Explore pandas.Series.str.split() method (4 examples)

Updated: February 19, 2024 By: Guest Contributor Post a comment


The pandas library in Python is a powerhouse for data manipulation and analysis, specifically designed to ease the handling of structured data. One of the versatile features provided by pandas is the str.split() method for Series objects. This method splits the strings in each element of the series according to a specified delimiter. In this tutorial, we’ll explore the str.split() method through four comprehensive examples, ranging from basic to advanced applications.

The Purpose of Series.str.split()

Before diving into examples, it’s crucial to understand what str.split() does. This method splits each string in the Series/Index by the given separator/delimiter. If no separator is specified, the method will default to splitting using white space as the delimiter. This functionality is incredibly useful in data cleansing, preprocessing, and feature extraction tasks.

Basic Usage

Let’s start with the most straightforward application of str.split().

import pandas as pd

# Sample Series
data = pd.Series(['John Doe', 'Jane Doe', 'Alice Cooper'])

# Splitting names
names_split = data.str.split()

This will produce:

0        [John, Doe]
1        [Jane, Doe]
2    [Alice, Cooper]

As you can see, each string in the series has been split into a list of components based on white space.

Specifying Delimiters

Next, let’s explore how to specify a different delimiter for splitting the strings.

import pandas as pd
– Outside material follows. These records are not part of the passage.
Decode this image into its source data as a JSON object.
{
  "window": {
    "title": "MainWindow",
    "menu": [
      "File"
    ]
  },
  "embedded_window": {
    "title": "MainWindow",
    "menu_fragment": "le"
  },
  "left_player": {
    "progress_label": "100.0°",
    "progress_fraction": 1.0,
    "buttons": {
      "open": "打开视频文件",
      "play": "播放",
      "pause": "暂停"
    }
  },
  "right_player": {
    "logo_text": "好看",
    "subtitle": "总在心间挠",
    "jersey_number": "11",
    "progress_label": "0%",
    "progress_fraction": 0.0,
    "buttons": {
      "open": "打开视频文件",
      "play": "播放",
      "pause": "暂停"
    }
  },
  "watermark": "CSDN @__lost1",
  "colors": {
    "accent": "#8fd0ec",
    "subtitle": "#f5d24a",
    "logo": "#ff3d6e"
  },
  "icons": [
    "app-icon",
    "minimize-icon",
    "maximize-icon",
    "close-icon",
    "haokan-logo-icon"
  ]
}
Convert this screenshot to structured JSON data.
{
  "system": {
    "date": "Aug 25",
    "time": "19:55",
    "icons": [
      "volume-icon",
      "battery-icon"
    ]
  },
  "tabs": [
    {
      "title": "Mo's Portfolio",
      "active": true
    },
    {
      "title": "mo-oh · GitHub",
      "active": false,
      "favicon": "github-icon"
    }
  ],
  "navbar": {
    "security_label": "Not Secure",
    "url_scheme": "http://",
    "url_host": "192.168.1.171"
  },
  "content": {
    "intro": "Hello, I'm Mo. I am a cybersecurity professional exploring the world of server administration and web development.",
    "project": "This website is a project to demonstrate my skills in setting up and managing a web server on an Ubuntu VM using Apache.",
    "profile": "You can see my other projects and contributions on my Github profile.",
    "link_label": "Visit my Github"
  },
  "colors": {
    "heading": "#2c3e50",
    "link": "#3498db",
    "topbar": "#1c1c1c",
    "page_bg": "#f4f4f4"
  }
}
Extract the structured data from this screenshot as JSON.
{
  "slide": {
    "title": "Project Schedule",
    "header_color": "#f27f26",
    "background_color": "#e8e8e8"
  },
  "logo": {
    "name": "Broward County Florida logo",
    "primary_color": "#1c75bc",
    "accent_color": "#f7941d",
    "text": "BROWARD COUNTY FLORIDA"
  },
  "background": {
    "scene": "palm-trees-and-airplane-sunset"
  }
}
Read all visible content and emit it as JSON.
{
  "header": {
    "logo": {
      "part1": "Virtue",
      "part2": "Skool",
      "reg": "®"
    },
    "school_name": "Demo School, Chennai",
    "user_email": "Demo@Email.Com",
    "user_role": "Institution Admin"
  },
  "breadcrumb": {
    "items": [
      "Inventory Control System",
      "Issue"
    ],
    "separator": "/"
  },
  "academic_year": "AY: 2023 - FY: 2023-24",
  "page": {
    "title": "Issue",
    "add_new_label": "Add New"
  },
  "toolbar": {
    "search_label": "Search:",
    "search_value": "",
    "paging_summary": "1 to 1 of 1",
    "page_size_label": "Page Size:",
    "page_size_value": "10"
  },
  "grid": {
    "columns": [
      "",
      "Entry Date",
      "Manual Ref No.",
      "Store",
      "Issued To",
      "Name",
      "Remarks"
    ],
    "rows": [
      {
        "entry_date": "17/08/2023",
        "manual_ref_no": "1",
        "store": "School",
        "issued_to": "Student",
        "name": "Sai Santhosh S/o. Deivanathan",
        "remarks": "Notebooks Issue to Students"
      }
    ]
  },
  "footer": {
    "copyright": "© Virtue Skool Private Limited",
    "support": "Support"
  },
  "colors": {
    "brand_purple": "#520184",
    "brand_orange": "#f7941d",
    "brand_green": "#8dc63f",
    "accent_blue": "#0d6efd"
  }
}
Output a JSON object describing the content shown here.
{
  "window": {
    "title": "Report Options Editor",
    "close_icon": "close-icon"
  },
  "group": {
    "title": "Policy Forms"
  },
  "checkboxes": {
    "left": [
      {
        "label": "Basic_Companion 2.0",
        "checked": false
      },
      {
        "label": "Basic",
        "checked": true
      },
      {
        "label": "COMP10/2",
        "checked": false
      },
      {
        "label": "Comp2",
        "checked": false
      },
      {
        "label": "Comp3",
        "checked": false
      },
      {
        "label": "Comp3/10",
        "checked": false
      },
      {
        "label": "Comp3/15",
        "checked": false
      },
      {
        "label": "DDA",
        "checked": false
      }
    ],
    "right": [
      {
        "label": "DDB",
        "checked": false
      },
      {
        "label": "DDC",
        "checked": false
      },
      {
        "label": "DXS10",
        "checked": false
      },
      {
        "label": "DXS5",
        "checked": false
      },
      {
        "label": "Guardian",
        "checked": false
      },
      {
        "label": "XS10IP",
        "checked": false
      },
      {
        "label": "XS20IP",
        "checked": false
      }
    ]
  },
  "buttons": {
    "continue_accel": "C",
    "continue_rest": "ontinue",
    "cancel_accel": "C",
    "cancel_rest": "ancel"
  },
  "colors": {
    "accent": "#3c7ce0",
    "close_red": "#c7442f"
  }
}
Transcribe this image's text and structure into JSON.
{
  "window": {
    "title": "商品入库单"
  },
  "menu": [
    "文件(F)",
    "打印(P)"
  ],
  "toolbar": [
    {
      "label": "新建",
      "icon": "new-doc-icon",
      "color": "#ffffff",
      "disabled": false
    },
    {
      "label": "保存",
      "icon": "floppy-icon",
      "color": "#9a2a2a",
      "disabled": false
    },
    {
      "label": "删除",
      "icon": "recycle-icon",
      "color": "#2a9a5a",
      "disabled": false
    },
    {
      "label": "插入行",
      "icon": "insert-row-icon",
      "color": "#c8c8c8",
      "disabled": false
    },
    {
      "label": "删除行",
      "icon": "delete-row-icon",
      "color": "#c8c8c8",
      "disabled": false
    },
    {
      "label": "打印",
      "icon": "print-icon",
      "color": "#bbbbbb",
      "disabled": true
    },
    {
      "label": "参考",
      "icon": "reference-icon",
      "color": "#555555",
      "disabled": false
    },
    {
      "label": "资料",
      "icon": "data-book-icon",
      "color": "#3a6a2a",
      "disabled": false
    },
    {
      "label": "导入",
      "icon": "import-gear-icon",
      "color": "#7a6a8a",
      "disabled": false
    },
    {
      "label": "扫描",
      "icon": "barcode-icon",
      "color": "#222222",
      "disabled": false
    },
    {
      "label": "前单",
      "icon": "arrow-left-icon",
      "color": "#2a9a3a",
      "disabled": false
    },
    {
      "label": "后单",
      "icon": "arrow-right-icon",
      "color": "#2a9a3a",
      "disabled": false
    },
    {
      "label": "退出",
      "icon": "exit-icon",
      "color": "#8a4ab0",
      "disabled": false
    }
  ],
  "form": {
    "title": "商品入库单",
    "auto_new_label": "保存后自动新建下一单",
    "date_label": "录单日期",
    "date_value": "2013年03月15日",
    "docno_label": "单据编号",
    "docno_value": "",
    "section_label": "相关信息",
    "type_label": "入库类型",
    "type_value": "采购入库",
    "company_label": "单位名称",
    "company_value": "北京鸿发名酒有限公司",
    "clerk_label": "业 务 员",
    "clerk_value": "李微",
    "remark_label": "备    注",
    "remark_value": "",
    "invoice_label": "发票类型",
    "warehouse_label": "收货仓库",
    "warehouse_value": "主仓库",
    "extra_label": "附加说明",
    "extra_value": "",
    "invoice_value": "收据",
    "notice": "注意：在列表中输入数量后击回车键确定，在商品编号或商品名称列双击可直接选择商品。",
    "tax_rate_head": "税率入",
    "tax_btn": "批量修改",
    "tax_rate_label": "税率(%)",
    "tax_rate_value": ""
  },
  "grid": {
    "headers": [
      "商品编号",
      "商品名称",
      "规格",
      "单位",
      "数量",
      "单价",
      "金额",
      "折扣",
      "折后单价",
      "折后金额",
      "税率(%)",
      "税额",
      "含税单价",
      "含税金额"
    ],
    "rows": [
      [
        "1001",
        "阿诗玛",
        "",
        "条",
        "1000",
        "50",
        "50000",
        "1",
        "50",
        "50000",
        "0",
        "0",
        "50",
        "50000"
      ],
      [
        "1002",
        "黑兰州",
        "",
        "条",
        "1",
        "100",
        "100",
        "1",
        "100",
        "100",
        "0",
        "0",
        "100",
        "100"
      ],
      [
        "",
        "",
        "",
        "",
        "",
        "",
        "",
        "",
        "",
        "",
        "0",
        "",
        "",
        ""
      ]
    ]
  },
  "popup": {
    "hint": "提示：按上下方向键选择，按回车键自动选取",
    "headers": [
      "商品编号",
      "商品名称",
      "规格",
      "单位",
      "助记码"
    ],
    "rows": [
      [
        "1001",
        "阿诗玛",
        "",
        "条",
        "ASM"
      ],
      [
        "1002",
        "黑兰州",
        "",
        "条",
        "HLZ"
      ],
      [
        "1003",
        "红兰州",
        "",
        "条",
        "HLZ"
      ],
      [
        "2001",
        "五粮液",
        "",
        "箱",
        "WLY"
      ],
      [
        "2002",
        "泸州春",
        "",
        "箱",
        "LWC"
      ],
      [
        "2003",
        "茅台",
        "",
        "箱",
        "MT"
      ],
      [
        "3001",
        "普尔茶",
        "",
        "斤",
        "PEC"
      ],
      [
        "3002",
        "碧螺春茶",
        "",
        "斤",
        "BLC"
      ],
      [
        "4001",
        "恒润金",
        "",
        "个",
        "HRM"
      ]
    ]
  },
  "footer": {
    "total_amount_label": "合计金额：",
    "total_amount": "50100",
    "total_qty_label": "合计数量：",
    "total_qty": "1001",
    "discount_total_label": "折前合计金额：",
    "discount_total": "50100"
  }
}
data = pd.Series(['John,Doe', 'Jane-Doe', 'Alice:Cooper'])

# Splitting names with different delimiters
names_comma = data.str.split(',')

names_dash = data.str.split('-')

names_colon = data.str.split(':')

This will yield three different outputs, demonstrating how the method effectively splits strings using the specified delimiters.

Handling Empty Strings and NaN Values

Dealing with missing or empty values is a common issue in data preparation. Let’s see how str.split() behaves in such scenarios.

import pandas as pd
import numpy as np

# Sample Series with NaN and empty strings
data = pd.Series(['John Doe', '', 'Alice Cooper', np.nan])

# Splitting considering NaN and empty strings
names_split = data.str.split().replace('', np.nan).dropna()

This method ensures that empty strings and NaN values are handled gracefully, preventing any unintended issues during data manipulation.

Expanding Results into Separate Columns

Sometimes, you may want to split a string and expand the resulting list into separate DataFrame columns. This can be achieved using the expand=True parameter.

import pandas as pd

# Sample Series
data = pd.Series(['John Doe;Jane Doe;Alice Cooper'])

# Expanding into columns
expanded_data = data.str.split(';', expand=True)

The result will be a DataFrame where each split component resides in its column.

Limiting The Number of Splits

In certain scenarios, you might want to limit the number of splits performed on each string. This can be done using the maxsplit argument.

import pandas as pd

data = pd.Series(['John Doe Department', 'Jane Doe Division', 'Alice Cooper Group'])

# Splitting with maxsplit
limited_split = data.str.split(n=1)

This code splits each string only once, based on the first occurrence of white space, thereby creating a series where each element is a list of two elements.


The pandas.Series.str.split() method is a powerful tool for string manipulation within Series objects. From basic splitting based on white-space to complex parsing scenarios involving specific delimiters, handling missing values, expanding results, and limiting splits, this method covers a broad spectrum of use cases. Mastering str.split() can significantly enhance your data manipulation and preprocessing skills, making it a valuable addition to your data science toolkit.